◆ What is being asked ◆
Give back an exact copy of the entries beneath, minus the pictures.

*** Opening of Source material ***

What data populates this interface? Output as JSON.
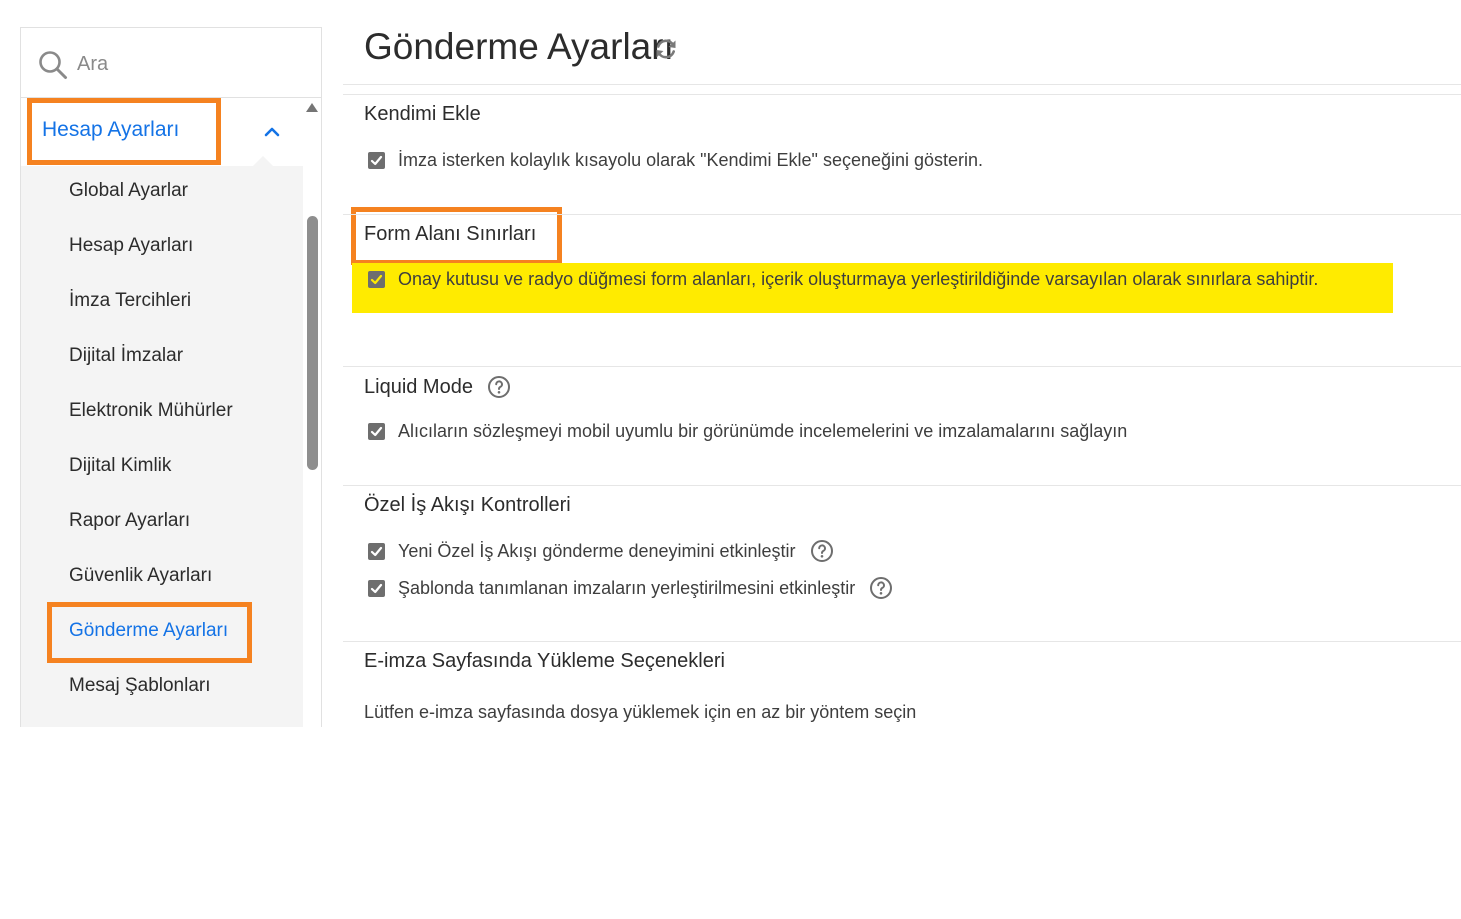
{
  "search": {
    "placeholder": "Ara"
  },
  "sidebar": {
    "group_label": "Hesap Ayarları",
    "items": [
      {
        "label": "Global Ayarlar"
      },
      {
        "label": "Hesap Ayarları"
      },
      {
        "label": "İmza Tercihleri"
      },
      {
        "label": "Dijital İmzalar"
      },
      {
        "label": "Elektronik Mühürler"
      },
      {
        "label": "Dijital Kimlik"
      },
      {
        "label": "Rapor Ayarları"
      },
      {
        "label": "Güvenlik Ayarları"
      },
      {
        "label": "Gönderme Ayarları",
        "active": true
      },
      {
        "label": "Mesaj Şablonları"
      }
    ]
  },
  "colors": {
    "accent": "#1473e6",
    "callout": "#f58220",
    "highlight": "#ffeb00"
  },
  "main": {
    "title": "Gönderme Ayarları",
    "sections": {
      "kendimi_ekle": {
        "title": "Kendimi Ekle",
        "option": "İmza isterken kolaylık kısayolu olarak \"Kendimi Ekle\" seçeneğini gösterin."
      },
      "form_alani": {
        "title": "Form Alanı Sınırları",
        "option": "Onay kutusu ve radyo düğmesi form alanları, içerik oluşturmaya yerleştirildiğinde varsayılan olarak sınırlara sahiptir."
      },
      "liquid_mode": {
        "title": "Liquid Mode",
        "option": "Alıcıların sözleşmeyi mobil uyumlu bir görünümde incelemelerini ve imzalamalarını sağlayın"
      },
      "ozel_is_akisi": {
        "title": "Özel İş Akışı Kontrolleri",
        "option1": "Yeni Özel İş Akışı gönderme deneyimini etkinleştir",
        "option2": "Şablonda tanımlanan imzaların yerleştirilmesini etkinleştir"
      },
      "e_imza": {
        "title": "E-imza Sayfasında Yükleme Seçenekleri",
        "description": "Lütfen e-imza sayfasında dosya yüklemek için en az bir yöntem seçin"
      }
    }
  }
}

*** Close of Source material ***

◆ Task output ◆
What data populates this interface? Output as JSON.
{
  "search": {
    "placeholder": "Ara"
  },
  "sidebar": {
    "group_label": "Hesap Ayarları",
    "items": [
      {
        "label": "Global Ayarlar"
      },
      {
        "label": "Hesap Ayarları"
      },
      {
        "label": "İmza Tercihleri"
      },
      {
        "label": "Dijital İmzalar"
      },
      {
        "label": "Elektronik Mühürler"
      },
      {
        "label": "Dijital Kimlik"
      },
      {
        "label": "Rapor Ayarları"
      },
      {
        "label": "Güvenlik Ayarları"
      },
      {
        "label": "Gönderme Ayarları",
        "active": true
      },
      {
        "label": "Mesaj Şablonları"
      }
    ]
  },
  "colors": {
    "accent": "#1473e6",
    "callout": "#f58220",
    "highlight": "#ffeb00"
  },
  "main": {
    "title": "Gönderme Ayarları",
    "sections": {
      "kendimi_ekle": {
        "title": "Kendimi Ekle",
        "option": "İmza isterken kolaylık kısayolu olarak \"Kendimi Ekle\" seçeneğini gösterin."
      },
      "form_alani": {
        "title": "Form Alanı Sınırları",
        "option": "Onay kutusu ve radyo düğmesi form alanları, içerik oluşturmaya yerleştirildiğinde varsayılan olarak sınırlara sahiptir."
      },
      "liquid_mode": {
        "title": "Liquid Mode",
        "option": "Alıcıların sözleşmeyi mobil uyumlu bir görünümde incelemelerini ve imzalamalarını sağlayın"
      },
      "ozel_is_akisi": {
        "title": "Özel İş Akışı Kontrolleri",
        "option1": "Yeni Özel İş Akışı gönderme deneyimini etkinleştir",
        "option2": "Şablonda tanımlanan imzaların yerleştirilmesini etkinleştir"
      },
      "e_imza": {
        "title": "E-imza Sayfasında Yükleme Seçenekleri",
        "description": "Lütfen e-imza sayfasında dosya yüklemek için en az bir yöntem seçin"
      }
    }
  }
}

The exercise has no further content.